> _TASK MATERIAL_
=== Section Start ===

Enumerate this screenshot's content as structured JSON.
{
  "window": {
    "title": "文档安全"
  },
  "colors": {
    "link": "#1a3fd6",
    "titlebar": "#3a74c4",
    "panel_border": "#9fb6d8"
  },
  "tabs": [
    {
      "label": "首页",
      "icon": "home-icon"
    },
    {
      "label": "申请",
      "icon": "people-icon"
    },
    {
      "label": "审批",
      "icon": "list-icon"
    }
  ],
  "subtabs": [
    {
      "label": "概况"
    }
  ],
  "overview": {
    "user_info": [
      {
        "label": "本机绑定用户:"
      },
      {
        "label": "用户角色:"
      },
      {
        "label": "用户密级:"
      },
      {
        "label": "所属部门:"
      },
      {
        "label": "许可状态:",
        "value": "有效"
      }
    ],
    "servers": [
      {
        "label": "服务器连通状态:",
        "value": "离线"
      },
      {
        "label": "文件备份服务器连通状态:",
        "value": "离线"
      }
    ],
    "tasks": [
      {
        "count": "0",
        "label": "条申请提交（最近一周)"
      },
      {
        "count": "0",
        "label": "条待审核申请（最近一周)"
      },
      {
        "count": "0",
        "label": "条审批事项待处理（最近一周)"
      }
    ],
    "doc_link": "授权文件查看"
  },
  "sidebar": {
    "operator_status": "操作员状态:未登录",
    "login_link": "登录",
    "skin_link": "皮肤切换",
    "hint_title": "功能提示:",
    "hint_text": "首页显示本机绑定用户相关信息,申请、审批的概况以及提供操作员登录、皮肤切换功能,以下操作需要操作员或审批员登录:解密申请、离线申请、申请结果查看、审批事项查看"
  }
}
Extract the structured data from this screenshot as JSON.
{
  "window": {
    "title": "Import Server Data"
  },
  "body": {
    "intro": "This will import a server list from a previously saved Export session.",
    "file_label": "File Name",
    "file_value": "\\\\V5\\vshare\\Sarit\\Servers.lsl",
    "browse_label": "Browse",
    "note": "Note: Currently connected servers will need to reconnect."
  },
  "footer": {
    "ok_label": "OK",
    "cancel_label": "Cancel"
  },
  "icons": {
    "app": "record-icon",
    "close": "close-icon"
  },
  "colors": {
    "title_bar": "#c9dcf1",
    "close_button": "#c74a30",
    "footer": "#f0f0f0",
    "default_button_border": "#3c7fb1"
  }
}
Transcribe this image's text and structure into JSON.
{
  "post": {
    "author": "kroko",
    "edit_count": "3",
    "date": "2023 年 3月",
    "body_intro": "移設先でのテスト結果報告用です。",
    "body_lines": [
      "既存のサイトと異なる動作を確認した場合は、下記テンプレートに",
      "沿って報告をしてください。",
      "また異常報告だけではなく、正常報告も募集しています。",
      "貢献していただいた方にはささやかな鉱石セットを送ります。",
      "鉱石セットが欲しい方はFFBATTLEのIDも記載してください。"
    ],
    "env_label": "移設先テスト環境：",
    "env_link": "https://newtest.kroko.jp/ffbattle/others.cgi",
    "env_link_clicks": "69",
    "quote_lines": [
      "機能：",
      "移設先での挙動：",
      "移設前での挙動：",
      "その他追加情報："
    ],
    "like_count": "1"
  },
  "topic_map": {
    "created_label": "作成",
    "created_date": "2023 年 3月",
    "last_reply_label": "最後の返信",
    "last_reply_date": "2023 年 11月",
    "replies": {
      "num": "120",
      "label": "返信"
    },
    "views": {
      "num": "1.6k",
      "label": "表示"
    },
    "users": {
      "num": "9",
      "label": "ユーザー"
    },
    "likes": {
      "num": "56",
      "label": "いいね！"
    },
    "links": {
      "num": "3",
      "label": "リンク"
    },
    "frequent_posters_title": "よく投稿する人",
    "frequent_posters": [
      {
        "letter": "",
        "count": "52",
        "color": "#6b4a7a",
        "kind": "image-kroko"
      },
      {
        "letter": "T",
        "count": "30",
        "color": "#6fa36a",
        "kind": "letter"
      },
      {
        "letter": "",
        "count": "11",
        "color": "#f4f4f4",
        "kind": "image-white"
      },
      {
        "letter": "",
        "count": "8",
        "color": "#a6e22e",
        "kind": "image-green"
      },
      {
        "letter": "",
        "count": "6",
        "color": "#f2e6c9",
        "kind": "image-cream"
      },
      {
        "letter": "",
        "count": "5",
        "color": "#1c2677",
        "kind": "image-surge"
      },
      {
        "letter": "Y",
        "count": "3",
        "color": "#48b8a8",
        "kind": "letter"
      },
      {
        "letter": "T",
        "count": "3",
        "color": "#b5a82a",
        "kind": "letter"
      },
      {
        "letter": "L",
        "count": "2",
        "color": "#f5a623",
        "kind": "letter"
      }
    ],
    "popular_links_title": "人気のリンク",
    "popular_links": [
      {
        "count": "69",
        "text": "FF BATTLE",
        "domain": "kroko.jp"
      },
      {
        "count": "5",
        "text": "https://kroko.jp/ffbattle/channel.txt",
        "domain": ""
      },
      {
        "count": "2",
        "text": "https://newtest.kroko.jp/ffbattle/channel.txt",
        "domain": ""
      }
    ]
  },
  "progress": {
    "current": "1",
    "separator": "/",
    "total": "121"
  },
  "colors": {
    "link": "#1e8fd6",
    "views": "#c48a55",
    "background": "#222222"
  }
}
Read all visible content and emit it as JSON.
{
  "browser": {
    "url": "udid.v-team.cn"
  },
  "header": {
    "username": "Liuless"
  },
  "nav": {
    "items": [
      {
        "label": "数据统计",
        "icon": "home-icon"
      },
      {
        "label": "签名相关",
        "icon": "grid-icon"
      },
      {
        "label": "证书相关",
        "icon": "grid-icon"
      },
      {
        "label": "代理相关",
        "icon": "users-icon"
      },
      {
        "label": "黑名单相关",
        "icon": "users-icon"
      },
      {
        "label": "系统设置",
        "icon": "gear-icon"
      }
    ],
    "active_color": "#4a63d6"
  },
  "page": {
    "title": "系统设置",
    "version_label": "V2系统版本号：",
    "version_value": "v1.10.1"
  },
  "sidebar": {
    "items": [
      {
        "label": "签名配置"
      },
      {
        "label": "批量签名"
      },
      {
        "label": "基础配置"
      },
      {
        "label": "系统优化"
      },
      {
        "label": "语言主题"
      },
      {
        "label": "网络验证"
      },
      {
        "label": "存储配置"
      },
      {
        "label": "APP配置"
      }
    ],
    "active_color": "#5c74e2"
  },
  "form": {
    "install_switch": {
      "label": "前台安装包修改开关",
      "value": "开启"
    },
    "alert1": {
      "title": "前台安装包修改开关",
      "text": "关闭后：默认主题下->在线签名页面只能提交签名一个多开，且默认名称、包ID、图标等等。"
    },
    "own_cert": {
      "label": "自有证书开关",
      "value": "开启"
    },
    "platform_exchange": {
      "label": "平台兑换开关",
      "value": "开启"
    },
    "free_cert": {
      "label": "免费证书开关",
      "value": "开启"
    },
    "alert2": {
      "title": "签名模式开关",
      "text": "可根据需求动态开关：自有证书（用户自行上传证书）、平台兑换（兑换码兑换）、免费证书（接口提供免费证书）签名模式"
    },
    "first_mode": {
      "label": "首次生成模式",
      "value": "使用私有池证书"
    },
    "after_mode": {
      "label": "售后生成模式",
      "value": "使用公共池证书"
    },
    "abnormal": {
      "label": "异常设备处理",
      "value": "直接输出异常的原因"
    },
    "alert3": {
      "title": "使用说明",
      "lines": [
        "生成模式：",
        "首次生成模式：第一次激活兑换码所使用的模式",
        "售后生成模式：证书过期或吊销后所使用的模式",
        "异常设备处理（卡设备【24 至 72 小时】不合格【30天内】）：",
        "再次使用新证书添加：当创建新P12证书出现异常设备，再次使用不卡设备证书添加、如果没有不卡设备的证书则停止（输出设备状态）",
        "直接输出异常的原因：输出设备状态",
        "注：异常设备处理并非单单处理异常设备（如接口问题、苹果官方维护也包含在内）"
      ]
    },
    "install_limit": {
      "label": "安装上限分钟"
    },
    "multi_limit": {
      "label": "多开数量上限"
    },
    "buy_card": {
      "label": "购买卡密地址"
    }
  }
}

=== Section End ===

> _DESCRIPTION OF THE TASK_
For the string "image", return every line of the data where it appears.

> _WRITTEN ANSWER_
Transcribe this image's text and structure into JSON.
        "kind": "image-kroko"
        "kind": "image-white"
        "kind": "image-green"
        "kind": "image-cream"
        "kind": "image-surge"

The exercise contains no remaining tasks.